I just wanted to do a party that was based on what I like, like the old parties, some music, some funk and soul, some hip-hop, some breakbeats, maybe someone to come on the mic, like a block party. So I took my boys and said we should do a party. That’s what happened two years ago and since then it’s getting pretty big, we just did a five-city tour with DC shoes with my new group with Psycho Les the Funky Pandas, yeah it’s an incredible journey…
Like a broader celebration of hip-hop culture? I see you DJ at the Do the Right Thing shows as well…

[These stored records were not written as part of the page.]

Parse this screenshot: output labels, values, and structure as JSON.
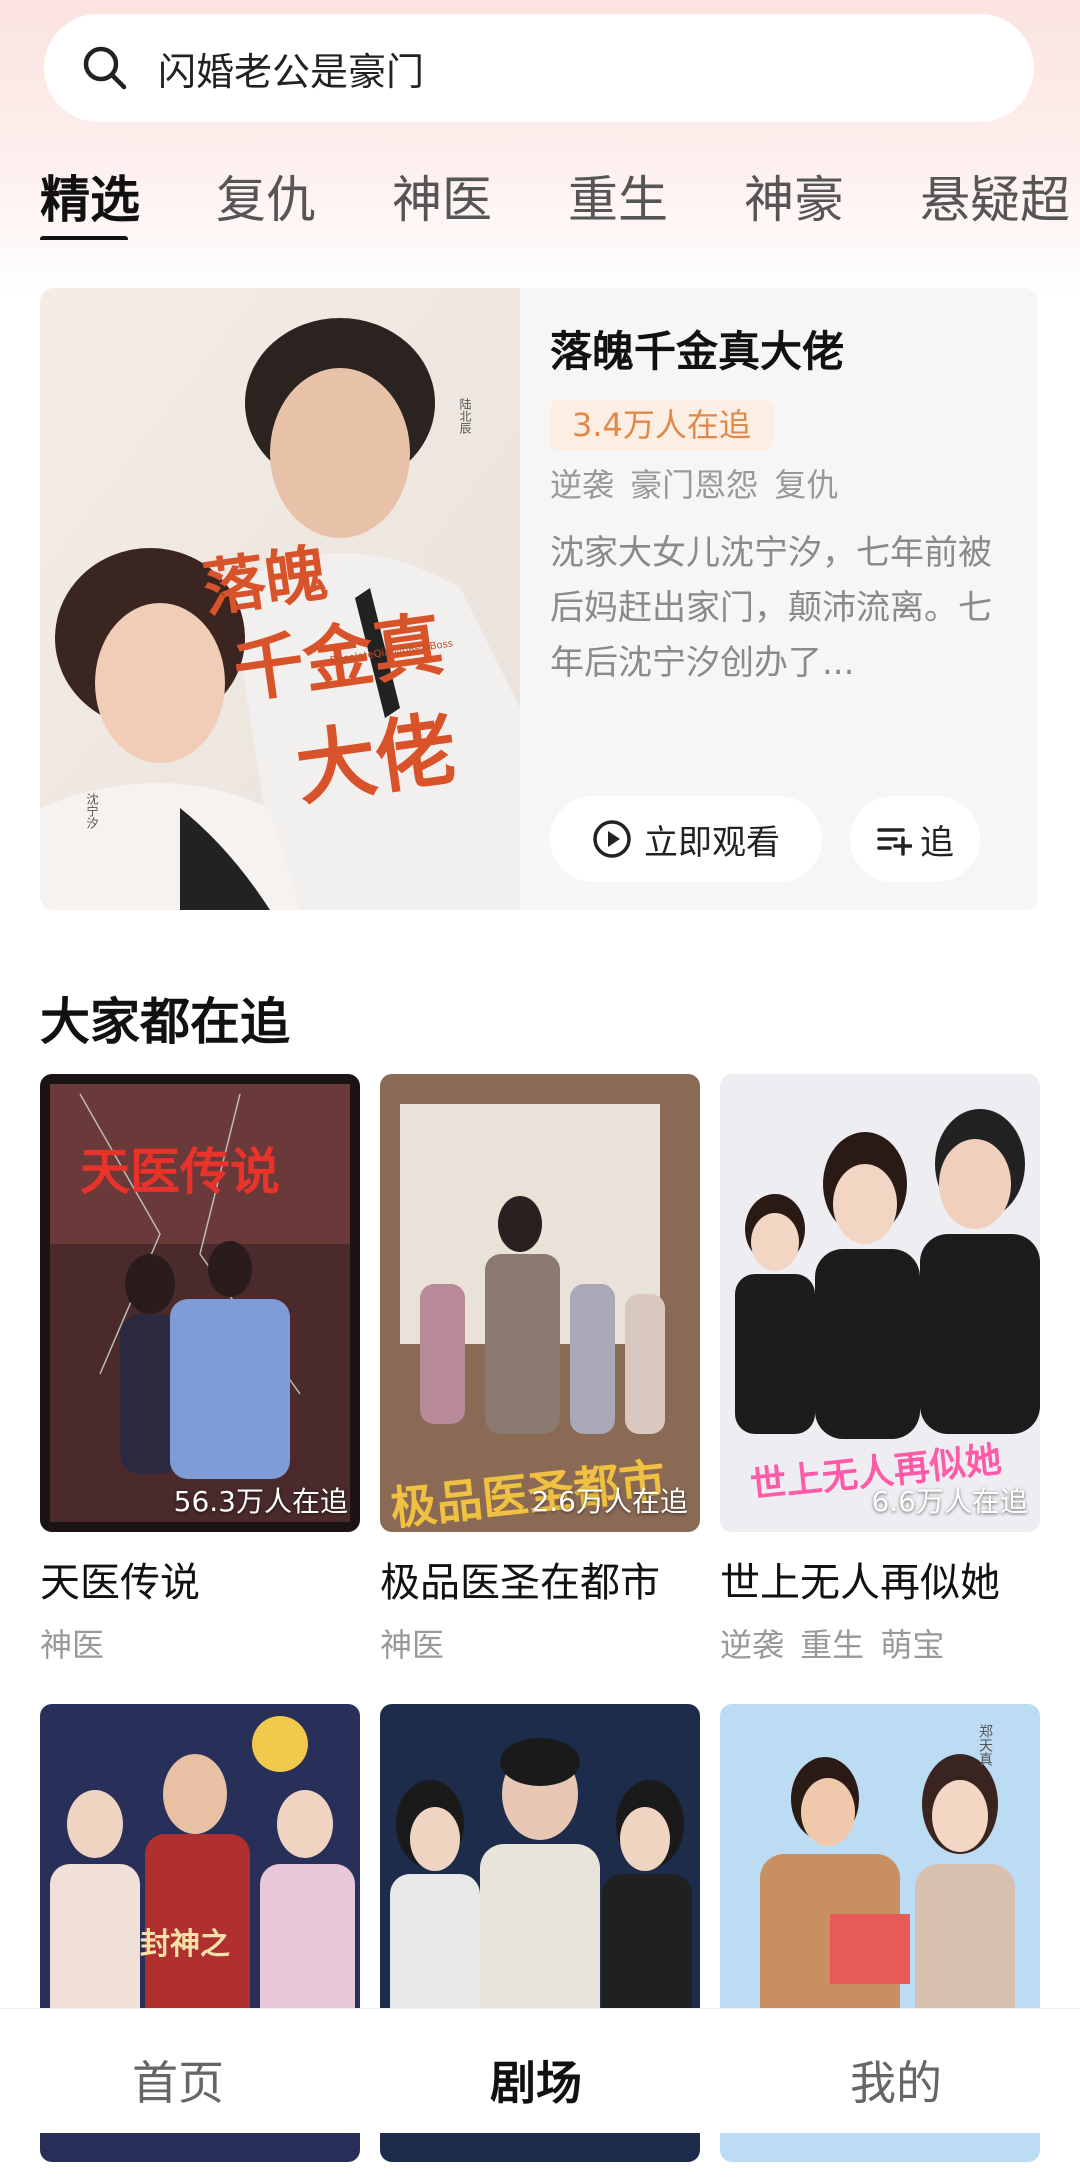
{
  "search": {
    "placeholder": "闪婚老公是豪门",
    "icon": "search-icon"
  },
  "tabs": [
    "精选",
    "复仇",
    "神医",
    "重生",
    "神豪",
    "悬疑超"
  ],
  "active_tab": "精选",
  "featured": {
    "title": "落魄千金真大佬",
    "followers": "3.4万人在追",
    "tags": "逆袭 豪门恩怨 复仇",
    "description": "沈家大女儿沈宁汐，七年前被后妈赶出家门，颠沛流离。七年后沈宁汐创办了...",
    "watch_label": "立即观看",
    "follow_label": "追",
    "poster_title": "落魄千金真大佬",
    "poster_caption_right": "陆北辰",
    "poster_caption_left": "沈宁汐",
    "poster_subtitle": "DesolateQianjinRealBoss"
  },
  "section_title": "大家都在追",
  "cards": [
    {
      "title": "天医传说",
      "tags": "神医",
      "count": "56.3万人在追",
      "poster_text": "天医传说"
    },
    {
      "title": "极品医圣在都市",
      "tags": "神医",
      "count": "2.6万人在追",
      "poster_text": "极品医圣都市"
    },
    {
      "title": "世上无人再似她",
      "tags": "逆袭 重生 萌宝",
      "count": "6.6万人在追",
      "poster_text": "世上无人再似她"
    },
    {
      "title": "",
      "tags": "",
      "count": "",
      "poster_text": "封神之"
    },
    {
      "title": "",
      "tags": "",
      "count": "",
      "poster_text": ""
    },
    {
      "title": "",
      "tags": "",
      "count": "",
      "poster_text": "郑天真"
    }
  ],
  "bottom_nav": [
    "首页",
    "剧场",
    "我的"
  ],
  "colors": {
    "accent_orange": "#e0884a",
    "badge_bg": "#fdeee4",
    "top_bg": "#fbe3e0"
  }
}
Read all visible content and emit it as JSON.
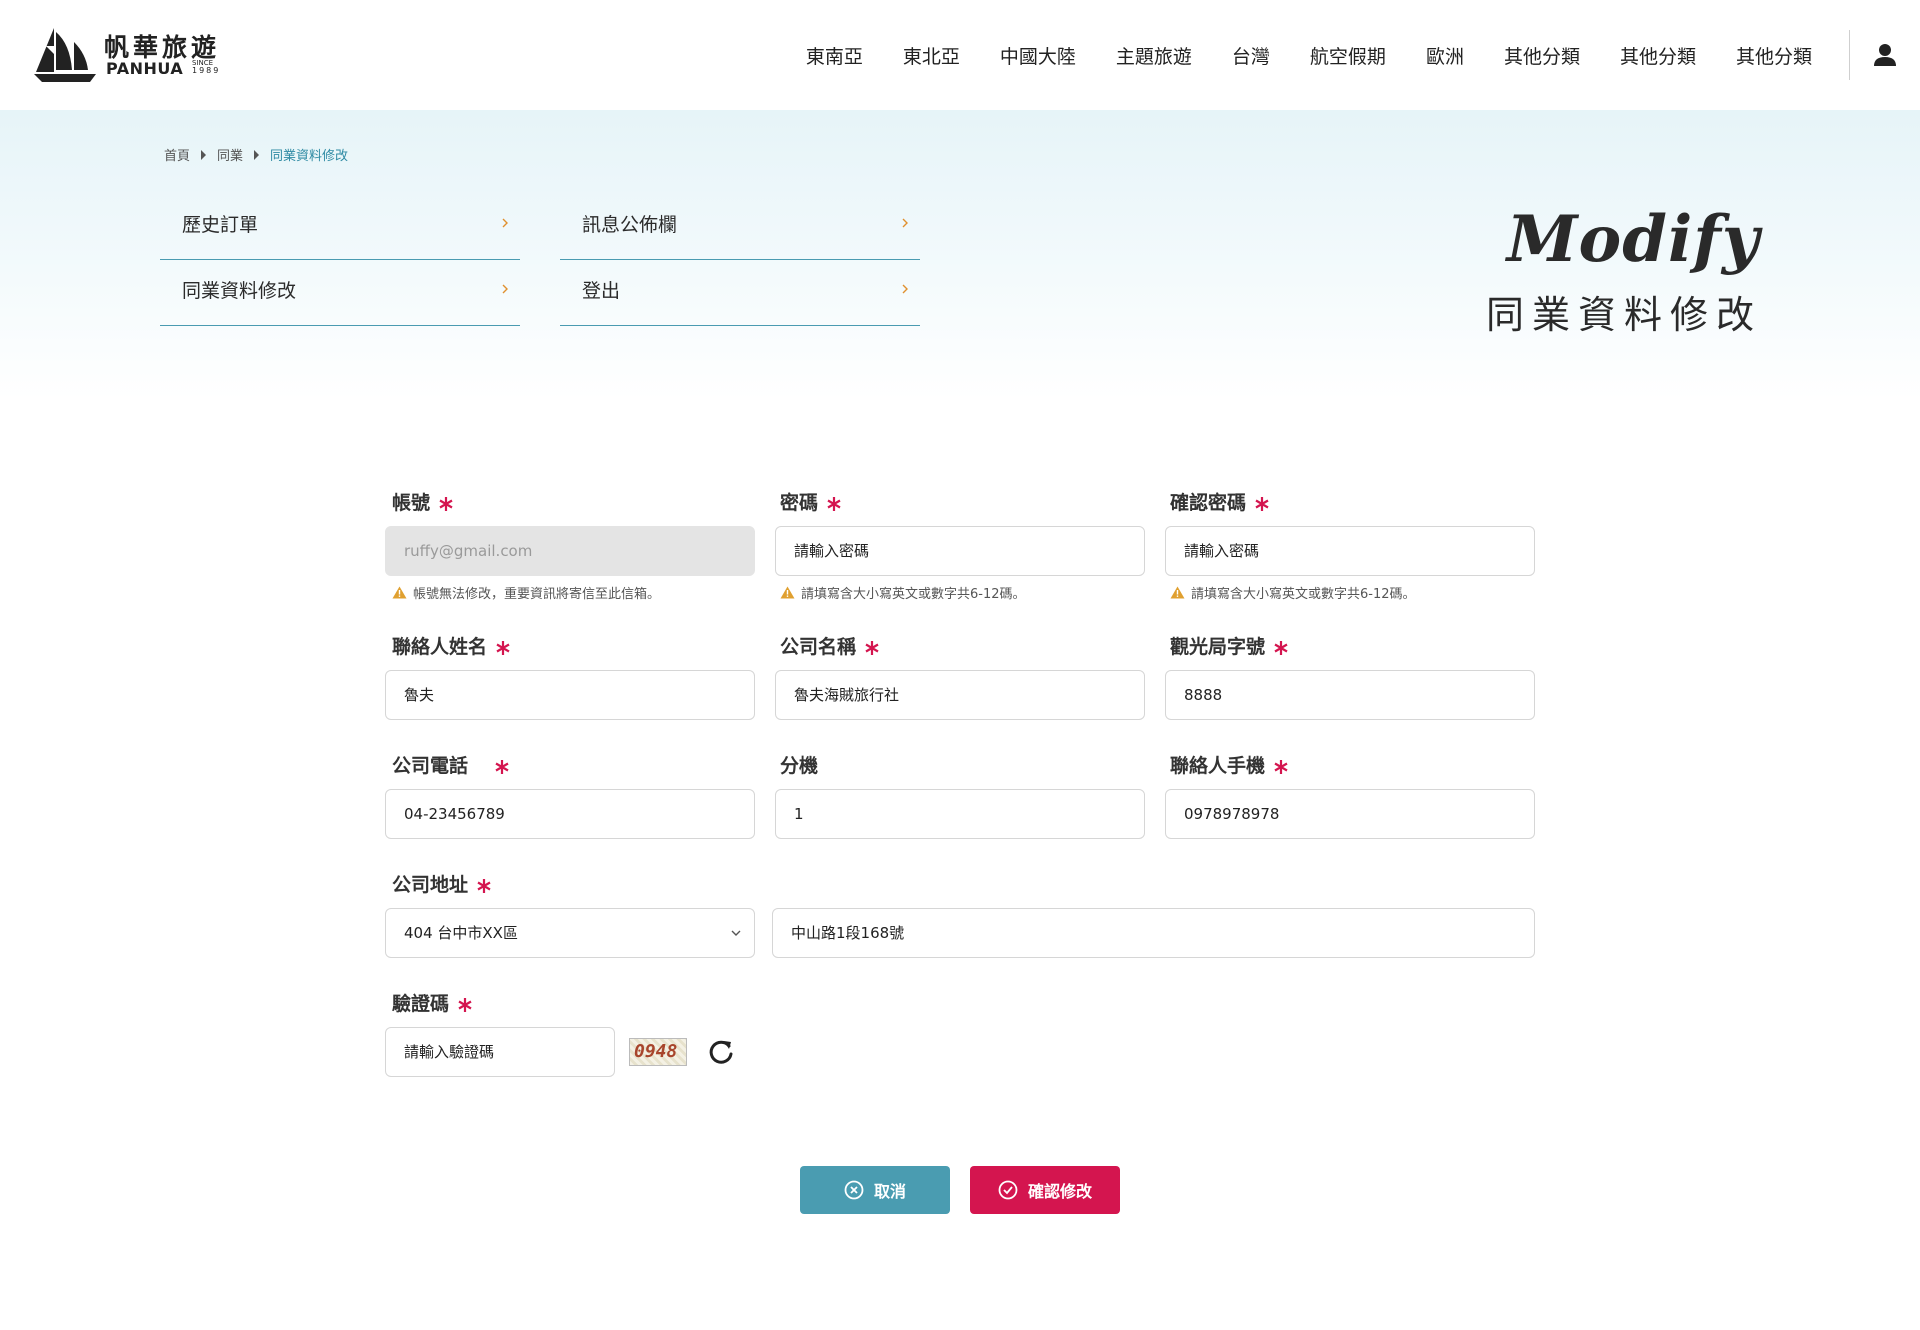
{
  "brand": {
    "name_cn": "帆華旅遊",
    "name_en": "PANHUA",
    "since_label": "SINCE",
    "since_year": "1989"
  },
  "nav": {
    "items": [
      "東南亞",
      "東北亞",
      "中國大陸",
      "主題旅遊",
      "台灣",
      "航空假期",
      "歐洲",
      "其他分類",
      "其他分類",
      "其他分類"
    ]
  },
  "breadcrumb": {
    "home": "首頁",
    "section": "同業",
    "current": "同業資料修改"
  },
  "side_menu": {
    "order_history": "歷史訂單",
    "bulletin": "訊息公佈欄",
    "modify_profile": "同業資料修改",
    "logout": "登出"
  },
  "page_title": {
    "en": "Modify",
    "cn": "同業資料修改"
  },
  "form": {
    "account": {
      "label": "帳號",
      "value": "ruffy@gmail.com",
      "hint": "帳號無法修改，重要資訊將寄信至此信箱。"
    },
    "password": {
      "label": "密碼",
      "placeholder": "請輸入密碼",
      "hint": "請填寫含大小寫英文或數字共6-12碼。"
    },
    "confirm_password": {
      "label": "確認密碼",
      "placeholder": "請輸入密碼",
      "hint": "請填寫含大小寫英文或數字共6-12碼。"
    },
    "contact_name": {
      "label": "聯絡人姓名",
      "value": "魯夫"
    },
    "company_name": {
      "label": "公司名稱",
      "value": "魯夫海賊旅行社"
    },
    "tourism_license": {
      "label": "觀光局字號",
      "value": "8888"
    },
    "company_phone": {
      "label": "公司電話",
      "value": "04-23456789"
    },
    "extension": {
      "label": "分機",
      "value": "1"
    },
    "contact_mobile": {
      "label": "聯絡人手機",
      "value": "0978978978"
    },
    "company_address": {
      "label": "公司地址",
      "district": "404 台中市XX區",
      "street": "中山路1段168號"
    },
    "captcha": {
      "label": "驗證碼",
      "placeholder": "請輸入驗證碼",
      "image_text": "0948"
    }
  },
  "buttons": {
    "cancel": "取消",
    "confirm": "確認修改"
  },
  "colors": {
    "accent_teal": "#4a9cb1",
    "accent_red": "#d4154f",
    "required_star": "#d4154f",
    "warning": "#e0a030"
  }
}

Yeah and I can break, I can pop lock, I write graffitti. I’m hip-hop. I’m hip-hop meaning I’m the culture of hip-hop, not just the rapping. I’m all of that, I’m part of that, and that’s what made hip-hop so powerful. That’s also what got it hijacked, because it was the most powerful tool. Hip-hop is a global culture. If you’re from England, your culture’s English, if you’re from America your culture’s American but you could be from anywhere and your culture could be hip-hop because hip-hop is the way you go about your daily dealings.
Producing, DJing, rapping, promoting shows, is that also a way to help you stay independent?
Yeah, I own all my own equipment, I’m a photographer, I edit film, I do it all. The biggest thing about me is I like to be self-sufficient, I like to be self-contained, I’m a self-contained unit, so if the whole industry stopped right now, I would still be able to do what I wanted to do.
I know you’ve been writing for film for a while, can you give any hints what you’re working on at the minute?
Well myself and Psycho, with our new group the Funky Pandas, we’re actually putting a movie out, and an album which is the soundtrack to the movie. We haven’t figured out the whole movie yet, it keeps changing on a daily basis. Like, ‘This is what the movie is’, then three weeks later it’s like, ‘Um, yeah I got a great new idea bro…’
I mean it’s about us, so that’s it… Doctor Love Panda and Black Panda, but yeah other than that, I don’t know cos it was one thing before and now it’s constantly changing. Until it hasn’t changed for two months, then I’ll be satisfied with the idea.
One way to look at it is at least you’re able to adapt…
I think that’s my greatest quality, my greatest skill that has helped me make it this far in life, adaptability. I can adapt pretty well to most situations.
Just look out for the Funky Pandas album, it’s called Certified Bamboo. It’s gonna be coming out on my new label Maximum Warp Entertainment. There’s great things in the future, man. It’s all about being creative, being positive, and not letting life beat you down. Fortunately I’ve had some ups and I’ve had some downs but it hasn’t turned me into a bad person, or a bitter person or a hateful person… and I love Ireland, if you see me in Cork hit me up and we’ll have a couple of Guinnesses.
- Jeru the Damaja plays Townland Carnival in Macroom in Cork tomorrow – for line-up and ticket details check townlandscarnival.com.